gaza kid 88.
(photo credit: )
Following Operation Cast Lead, the IDF Operations
Directorate prepared a slideshow to explain the type of challenges the
Israeli military is currently facing in Lebanon against Hizbullah and
in the Gaza Strip against Hamas.
one of the slides is a picture of Khan Yunis, Gaza, but it could also
be any one of the 160 Shiite villages in southern Lebanon where
Hizbullah has stored its weaponry. The map is filled with different
colored dots, each one representing a different type of threat an IDF
platoon will face.
The Operations Directorate calls this type of warfare the
"Collage War" since when fighting against an organization like
Hizbullah or Hamas, IDF commanders will face characteristics from
guerrilla, terror and conventional battles.
In other words, a commander invading Lebanon or Gaza will face
anti-tank missiles (conventional), kidnapping attempts (terror) and
underground tunnels (guerrilla), each threat represented by a different
colored dot on the slide. These threats are also not located in open
battlefields but in built-up areas like Khan Yunis, one of the

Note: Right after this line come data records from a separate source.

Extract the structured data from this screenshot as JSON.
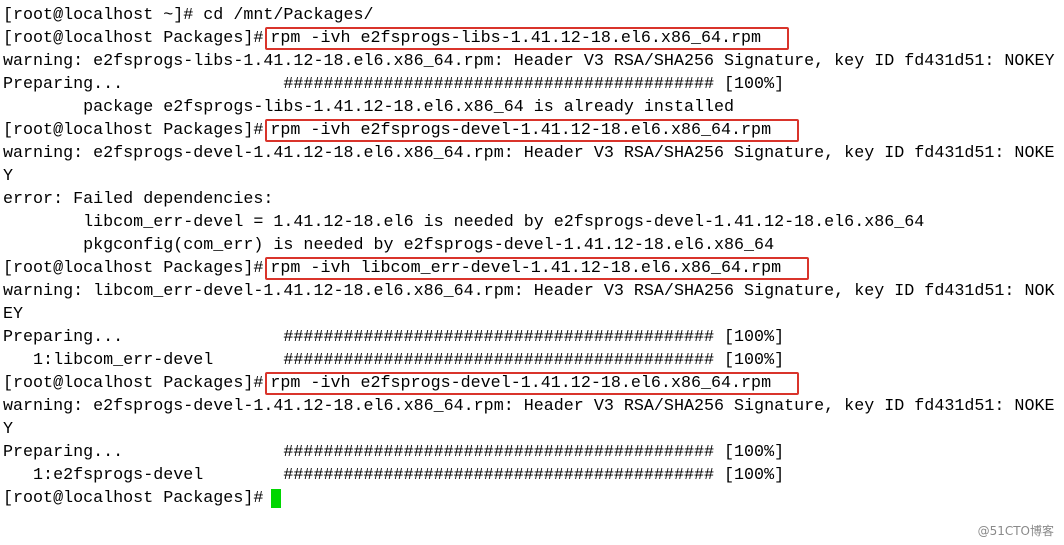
{
  "terminal": {
    "lines": [
      "[root@localhost ~]# cd /mnt/Packages/",
      "[root@localhost Packages]#",
      "warning: e2fsprogs-libs-1.41.12-18.el6.x86_64.rpm: Header V3 RSA/SHA256 Signature, key ID fd431d51: NOKEY",
      "Preparing...                ########################################### [100%]",
      "        package e2fsprogs-libs-1.41.12-18.el6.x86_64 is already installed",
      "[root@localhost Packages]#",
      "warning: e2fsprogs-devel-1.41.12-18.el6.x86_64.rpm: Header V3 RSA/SHA256 Signature, key ID fd431d51: NOKE",
      "Y",
      "error: Failed dependencies:",
      "        libcom_err-devel = 1.41.12-18.el6 is needed by e2fsprogs-devel-1.41.12-18.el6.x86_64",
      "        pkgconfig(com_err) is needed by e2fsprogs-devel-1.41.12-18.el6.x86_64",
      "[root@localhost Packages]#",
      "warning: libcom_err-devel-1.41.12-18.el6.x86_64.rpm: Header V3 RSA/SHA256 Signature, key ID fd431d51: NOK",
      "EY",
      "Preparing...                ########################################### [100%]",
      "   1:libcom_err-devel       ########################################### [100%]",
      "[root@localhost Packages]#",
      "warning: e2fsprogs-devel-1.41.12-18.el6.x86_64.rpm: Header V3 RSA/SHA256 Signature, key ID fd431d51: NOKE",
      "Y",
      "Preparing...                ########################################### [100%]",
      "   1:e2fsprogs-devel        ########################################### [100%]",
      "[root@localhost Packages]#"
    ],
    "commands": {
      "cmd1": "rpm -ivh e2fsprogs-libs-1.41.12-18.el6.x86_64.rpm",
      "cmd2": "rpm -ivh e2fsprogs-devel-1.41.12-18.el6.x86_64.rpm",
      "cmd3": "rpm -ivh libcom_err-devel-1.41.12-18.el6.x86_64.rpm",
      "cmd4": "rpm -ivh e2fsprogs-devel-1.41.12-18.el6.x86_64.rpm"
    },
    "highlight_color": "#d9342b",
    "cursor_color": "#00d600"
  },
  "watermark": "@51CTO博客"
}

most-densely populated parts of the world with close to 200,000 people.
The purpose of the slide is to explain that Israel is
not fighting against a conventional military like the IDF, but has

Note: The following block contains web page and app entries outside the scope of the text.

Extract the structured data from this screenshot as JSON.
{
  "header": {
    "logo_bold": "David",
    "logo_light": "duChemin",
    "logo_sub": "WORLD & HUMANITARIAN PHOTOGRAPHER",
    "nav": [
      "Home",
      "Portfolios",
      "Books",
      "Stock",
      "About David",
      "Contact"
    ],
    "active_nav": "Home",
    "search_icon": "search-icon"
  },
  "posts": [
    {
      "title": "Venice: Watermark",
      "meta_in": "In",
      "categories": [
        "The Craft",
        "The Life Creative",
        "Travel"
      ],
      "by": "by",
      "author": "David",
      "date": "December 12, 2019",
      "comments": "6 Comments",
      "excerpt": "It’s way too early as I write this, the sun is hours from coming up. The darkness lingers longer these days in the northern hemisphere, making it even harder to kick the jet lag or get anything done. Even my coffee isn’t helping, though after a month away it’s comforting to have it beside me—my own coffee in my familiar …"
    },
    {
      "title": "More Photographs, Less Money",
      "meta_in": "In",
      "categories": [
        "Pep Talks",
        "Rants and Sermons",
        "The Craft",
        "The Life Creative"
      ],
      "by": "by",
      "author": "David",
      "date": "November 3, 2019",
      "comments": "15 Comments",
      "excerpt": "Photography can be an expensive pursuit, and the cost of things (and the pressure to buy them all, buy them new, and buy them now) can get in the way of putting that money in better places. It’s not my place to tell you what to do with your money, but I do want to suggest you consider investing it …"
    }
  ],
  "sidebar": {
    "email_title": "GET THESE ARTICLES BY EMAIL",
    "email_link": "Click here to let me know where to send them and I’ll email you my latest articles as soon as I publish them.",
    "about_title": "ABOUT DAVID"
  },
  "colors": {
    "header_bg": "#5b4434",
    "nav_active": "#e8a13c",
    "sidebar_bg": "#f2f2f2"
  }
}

enemies - Hamas and Hizbullah - that flagrantly use the civilian
population as human shields.
Still, the IDF does not plan on significantly changing the way

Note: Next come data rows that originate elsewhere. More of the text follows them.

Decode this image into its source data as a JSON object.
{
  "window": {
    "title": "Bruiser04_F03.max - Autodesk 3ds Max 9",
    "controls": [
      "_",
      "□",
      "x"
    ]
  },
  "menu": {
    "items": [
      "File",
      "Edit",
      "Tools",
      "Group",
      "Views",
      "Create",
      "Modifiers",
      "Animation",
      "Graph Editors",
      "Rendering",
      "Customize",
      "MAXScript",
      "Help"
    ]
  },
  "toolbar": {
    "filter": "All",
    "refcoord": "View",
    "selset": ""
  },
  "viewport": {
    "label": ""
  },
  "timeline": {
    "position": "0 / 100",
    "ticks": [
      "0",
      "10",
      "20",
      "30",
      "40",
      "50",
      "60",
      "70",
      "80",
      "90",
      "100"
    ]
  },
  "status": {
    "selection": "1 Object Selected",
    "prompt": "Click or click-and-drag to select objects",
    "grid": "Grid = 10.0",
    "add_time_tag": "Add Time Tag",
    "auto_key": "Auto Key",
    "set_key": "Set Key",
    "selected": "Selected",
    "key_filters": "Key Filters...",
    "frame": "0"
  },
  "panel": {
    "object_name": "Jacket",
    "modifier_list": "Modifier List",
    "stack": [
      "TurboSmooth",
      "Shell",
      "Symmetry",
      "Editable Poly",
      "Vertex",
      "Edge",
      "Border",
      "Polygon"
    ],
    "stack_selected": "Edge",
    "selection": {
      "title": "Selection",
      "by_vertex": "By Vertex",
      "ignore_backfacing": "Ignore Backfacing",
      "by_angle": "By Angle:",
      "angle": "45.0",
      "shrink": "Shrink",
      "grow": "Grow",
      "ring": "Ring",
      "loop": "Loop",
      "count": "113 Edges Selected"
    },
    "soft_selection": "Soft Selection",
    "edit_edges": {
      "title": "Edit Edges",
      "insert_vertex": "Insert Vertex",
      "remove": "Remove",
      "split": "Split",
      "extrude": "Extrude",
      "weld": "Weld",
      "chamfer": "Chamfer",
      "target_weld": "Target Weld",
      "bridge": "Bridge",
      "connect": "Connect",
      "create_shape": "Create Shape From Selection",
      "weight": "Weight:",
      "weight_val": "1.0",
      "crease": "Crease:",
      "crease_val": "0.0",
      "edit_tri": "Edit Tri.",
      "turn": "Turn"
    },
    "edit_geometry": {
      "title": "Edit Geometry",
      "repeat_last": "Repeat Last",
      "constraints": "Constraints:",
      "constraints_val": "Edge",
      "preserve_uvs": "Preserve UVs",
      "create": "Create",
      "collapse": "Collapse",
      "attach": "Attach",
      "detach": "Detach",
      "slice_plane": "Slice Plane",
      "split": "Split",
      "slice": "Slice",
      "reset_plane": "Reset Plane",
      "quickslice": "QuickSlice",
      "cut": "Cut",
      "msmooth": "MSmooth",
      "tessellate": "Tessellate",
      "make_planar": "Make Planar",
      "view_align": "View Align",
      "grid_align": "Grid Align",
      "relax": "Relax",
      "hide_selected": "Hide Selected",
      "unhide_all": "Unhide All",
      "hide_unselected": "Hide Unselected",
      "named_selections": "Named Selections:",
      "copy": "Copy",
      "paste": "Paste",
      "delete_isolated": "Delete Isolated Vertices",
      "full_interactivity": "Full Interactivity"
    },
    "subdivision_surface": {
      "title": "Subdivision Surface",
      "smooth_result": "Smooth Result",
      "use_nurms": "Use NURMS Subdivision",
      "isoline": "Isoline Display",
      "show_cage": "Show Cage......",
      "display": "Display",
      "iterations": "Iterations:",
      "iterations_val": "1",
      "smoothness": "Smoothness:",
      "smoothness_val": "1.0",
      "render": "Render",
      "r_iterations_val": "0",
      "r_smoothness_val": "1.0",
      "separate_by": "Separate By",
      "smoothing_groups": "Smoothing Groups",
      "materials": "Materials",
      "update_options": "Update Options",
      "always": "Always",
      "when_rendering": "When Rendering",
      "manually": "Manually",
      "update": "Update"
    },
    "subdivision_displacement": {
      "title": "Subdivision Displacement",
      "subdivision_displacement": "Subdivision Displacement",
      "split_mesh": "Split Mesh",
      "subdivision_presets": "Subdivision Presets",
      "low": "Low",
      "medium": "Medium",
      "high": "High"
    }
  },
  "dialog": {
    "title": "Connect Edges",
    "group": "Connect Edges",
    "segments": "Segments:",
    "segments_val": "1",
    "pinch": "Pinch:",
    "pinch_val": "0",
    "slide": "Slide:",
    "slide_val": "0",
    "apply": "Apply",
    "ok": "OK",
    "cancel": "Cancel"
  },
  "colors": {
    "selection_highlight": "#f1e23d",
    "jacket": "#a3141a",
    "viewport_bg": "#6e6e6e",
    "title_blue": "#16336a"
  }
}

it fights in future conflicts. On the contrary, it will continue to
target civilian infrastructure that is used by terrorists.
is known in the IDF as the "Dahiya Doctrine," in reference to the
neighborhood in Beirut that can only be accessed by card-carrying
Hizbullah members. During the 2006 war, the IDF bombed large apartment
buildings in the neighborhood since they were also used as Hizbullah
Speaking at a conference in Tel Aviv on Sunday, OC Northern
Command Maj.-Gen. Gadi Eizenkot made clear that the IDF will continue
to apply this doctrine in the future.
"Hizbullah is the one that is turning these areas
into a battleground," Eizenkot said. "I hope this will restrain them -
but if not, we need to explain to ourselves and to others that this is
something Hizbullah has brought upon itself since it is building its
combat zones inside these villages."
As a result, the IDF believes that the Goldstone Report was
born out of a wrong perception of modern warfare and was written while
ignoring the reality in Gaza and Lebanon. As a result, what the
Operations Directorate believes is necessary, is not a commission of
inquiry like the Winograd Commission after the Second Lebanon War, but
a change in the world's understanding of the nature of modern warfare.
Until this happens, the IDF can expect to face many more Goldstone Reports in the future.